“[In the Secession Reference], the court ruled that Quebec did not have such a right and based its decision on four fundamental rights: federalism, democracy, constitutionalism, and the rule of law. Canada’s written constitution dates back to 1867, and one would be hard pressed to see these principles in it, certainly in pre-Charter days. The Canadian Senate, it will be recalled, was established as a check on democracy and federalism, both of which were only reluctantly embraced. As Adam Tomkins writes, it may be more accurate to say that Canada in 1867 was based on principles of “elitism, racism, sexism and imperialism than on the four good things that the Supreme Court identified.” Baker comments: “Nice to see Canada’s public policy guru trash our constitutional heritage, eh? That Adam Tomkins bit is a little troubling too – from his Public Law text apparently.”
Thanks Dennis. It’s discouraging, yes. Savoie’s is the prevailing opinion. But we will overturn it.

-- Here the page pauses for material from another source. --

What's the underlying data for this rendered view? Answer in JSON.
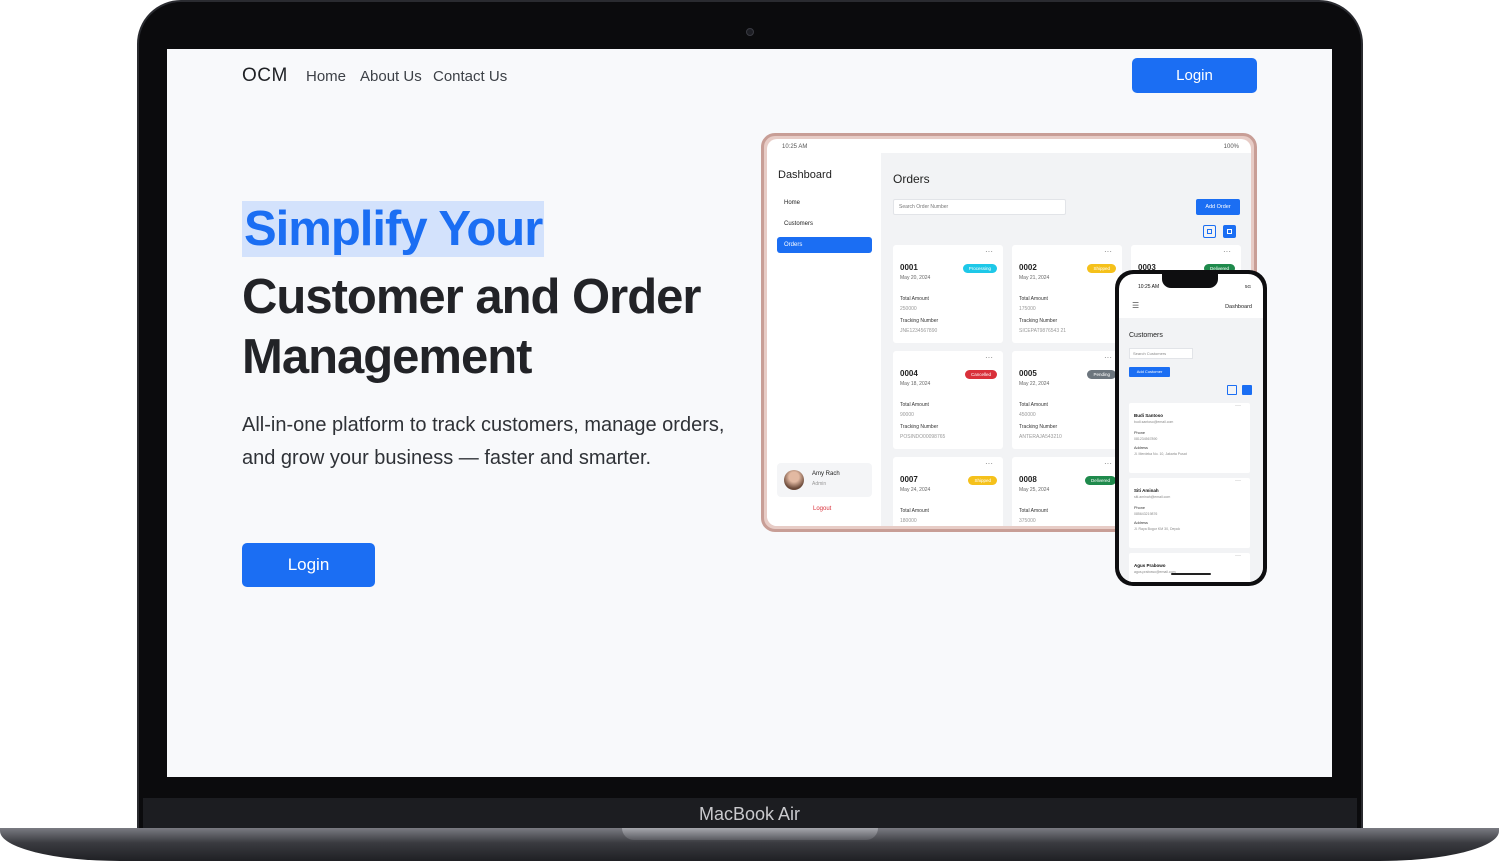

Look on the bright side: There is more than enough work for you, me, and a dozen others, including an army of graduate students. (I hope you have graduate students.) Canadian “federalism, democracy, constitutionalism, and the rule of law” are fields of academic inquiry begging for attention. There is a new paradigm. Retrieval of original documents is far from complete.
Note to readers: Dennis Baker is the author of the astonishing book, Not Quite Supreme, The Courts and Coordinate Constitutional Interpretation (MQUP, 2010).
Posted by Janet Ajzenstat
[From The Idea file]